Problem statement: Apart from the images, output the data below exactly.

[[ Supplied records, beginning ]]

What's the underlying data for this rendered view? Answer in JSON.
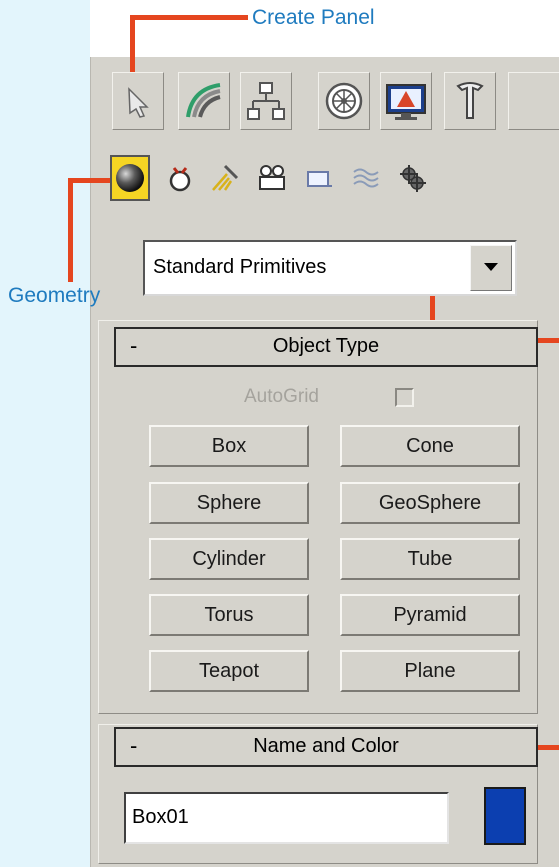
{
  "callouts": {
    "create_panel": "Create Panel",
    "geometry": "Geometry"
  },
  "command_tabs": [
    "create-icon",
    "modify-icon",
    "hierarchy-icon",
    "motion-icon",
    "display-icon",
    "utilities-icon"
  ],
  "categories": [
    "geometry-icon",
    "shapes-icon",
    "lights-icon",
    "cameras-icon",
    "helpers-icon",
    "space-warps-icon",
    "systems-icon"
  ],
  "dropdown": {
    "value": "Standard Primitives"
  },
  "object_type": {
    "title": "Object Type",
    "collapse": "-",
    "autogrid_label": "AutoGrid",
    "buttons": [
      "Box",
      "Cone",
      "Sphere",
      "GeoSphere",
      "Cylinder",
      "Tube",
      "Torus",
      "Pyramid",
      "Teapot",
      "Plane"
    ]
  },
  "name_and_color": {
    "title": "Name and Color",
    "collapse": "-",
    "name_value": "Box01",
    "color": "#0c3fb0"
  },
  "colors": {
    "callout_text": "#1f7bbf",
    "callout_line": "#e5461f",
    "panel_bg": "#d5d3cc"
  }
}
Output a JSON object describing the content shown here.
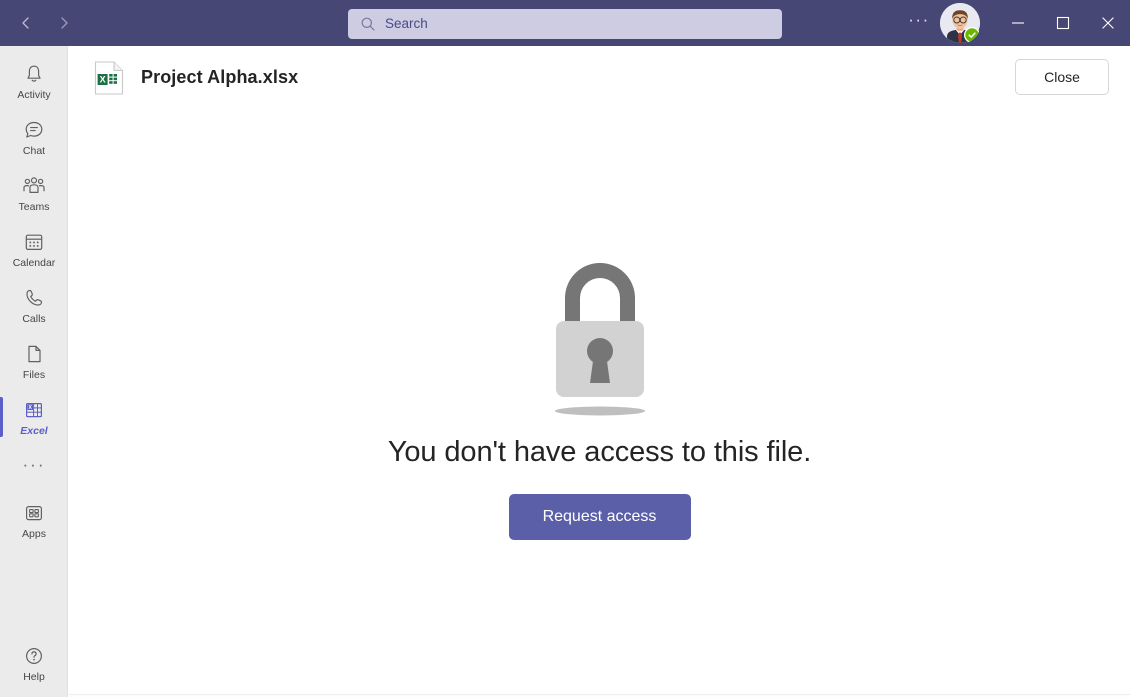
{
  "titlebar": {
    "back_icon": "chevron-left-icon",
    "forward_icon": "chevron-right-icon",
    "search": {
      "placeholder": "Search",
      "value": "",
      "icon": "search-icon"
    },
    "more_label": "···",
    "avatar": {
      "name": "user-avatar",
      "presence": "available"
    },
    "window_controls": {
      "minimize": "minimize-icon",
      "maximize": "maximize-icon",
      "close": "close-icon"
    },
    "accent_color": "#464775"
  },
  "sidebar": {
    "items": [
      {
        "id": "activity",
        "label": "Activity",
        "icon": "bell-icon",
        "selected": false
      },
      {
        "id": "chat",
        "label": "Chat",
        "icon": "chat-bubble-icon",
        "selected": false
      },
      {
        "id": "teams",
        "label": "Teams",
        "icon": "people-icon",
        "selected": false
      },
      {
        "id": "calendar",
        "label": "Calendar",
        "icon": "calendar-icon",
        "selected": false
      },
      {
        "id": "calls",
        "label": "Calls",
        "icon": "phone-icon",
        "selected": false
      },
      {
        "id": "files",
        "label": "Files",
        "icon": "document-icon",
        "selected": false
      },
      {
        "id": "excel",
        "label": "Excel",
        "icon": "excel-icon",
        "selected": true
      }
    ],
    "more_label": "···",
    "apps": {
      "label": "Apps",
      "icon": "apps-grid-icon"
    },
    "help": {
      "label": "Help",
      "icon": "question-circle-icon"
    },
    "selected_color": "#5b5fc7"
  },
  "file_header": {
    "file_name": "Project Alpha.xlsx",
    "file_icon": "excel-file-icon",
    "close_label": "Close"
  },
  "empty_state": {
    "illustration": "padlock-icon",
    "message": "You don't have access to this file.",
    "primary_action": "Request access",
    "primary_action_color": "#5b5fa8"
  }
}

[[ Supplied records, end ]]

Solved problem:
What's the underlying data for this rendered view? Answer in JSON.
{
  "callouts": {
    "create_panel": "Create Panel",
    "geometry": "Geometry"
  },
  "command_tabs": [
    "create-icon",
    "modify-icon",
    "hierarchy-icon",
    "motion-icon",
    "display-icon",
    "utilities-icon"
  ],
  "categories": [
    "geometry-icon",
    "shapes-icon",
    "lights-icon",
    "cameras-icon",
    "helpers-icon",
    "space-warps-icon",
    "systems-icon"
  ],
  "dropdown": {
    "value": "Standard Primitives"
  },
  "object_type": {
    "title": "Object Type",
    "collapse": "-",
    "autogrid_label": "AutoGrid",
    "buttons": [
      "Box",
      "Cone",
      "Sphere",
      "GeoSphere",
      "Cylinder",
      "Tube",
      "Torus",
      "Pyramid",
      "Teapot",
      "Plane"
    ]
  },
  "name_and_color": {
    "title": "Name and Color",
    "collapse": "-",
    "name_value": "Box01",
    "color": "#0c3fb0"
  },
  "colors": {
    "callout_text": "#1f7bbf",
    "callout_line": "#e5461f",
    "panel_bg": "#d5d3cc"
  }
}
Output a JSON object describing the content shown here.
{
  "titlebar": {
    "back_icon": "chevron-left-icon",
    "forward_icon": "chevron-right-icon",
    "search": {
      "placeholder": "Search",
      "value": "",
      "icon": "search-icon"
    },
    "more_label": "···",
    "avatar": {
      "name": "user-avatar",
      "presence": "available"
    },
    "window_controls": {
      "minimize": "minimize-icon",
      "maximize": "maximize-icon",
      "close": "close-icon"
    },
    "accent_color": "#464775"
  },
  "sidebar": {
    "items": [
      {
        "id": "activity",
        "label": "Activity",
        "icon": "bell-icon",
        "selected": false
      },
      {
        "id": "chat",
        "label": "Chat",
        "icon": "chat-bubble-icon",
        "selected": false
      },
      {
        "id": "teams",
        "label": "Teams",
        "icon": "people-icon",
        "selected": false
      },
      {
        "id": "calendar",
        "label": "Calendar",
        "icon": "calendar-icon",
        "selected": false
      },
      {
        "id": "calls",
        "label": "Calls",
        "icon": "phone-icon",
        "selected": false
      },
      {
        "id": "files",
        "label": "Files",
        "icon": "document-icon",
        "selected": false
      },
      {
        "id": "excel",
        "label": "Excel",
        "icon": "excel-icon",
        "selected": true
      }
    ],
    "more_label": "···",
    "apps": {
      "label": "Apps",
      "icon": "apps-grid-icon"
    },
    "help": {
      "label": "Help",
      "icon": "question-circle-icon"
    },
    "selected_color": "#5b5fc7"
  },
  "file_header": {
    "file_name": "Project Alpha.xlsx",
    "file_icon": "excel-file-icon",
    "close_label": "Close"
  },
  "empty_state": {
    "illustration": "padlock-icon",
    "message": "You don't have access to this file.",
    "primary_action": "Request access",
    "primary_action_color": "#5b5fa8"
  }
}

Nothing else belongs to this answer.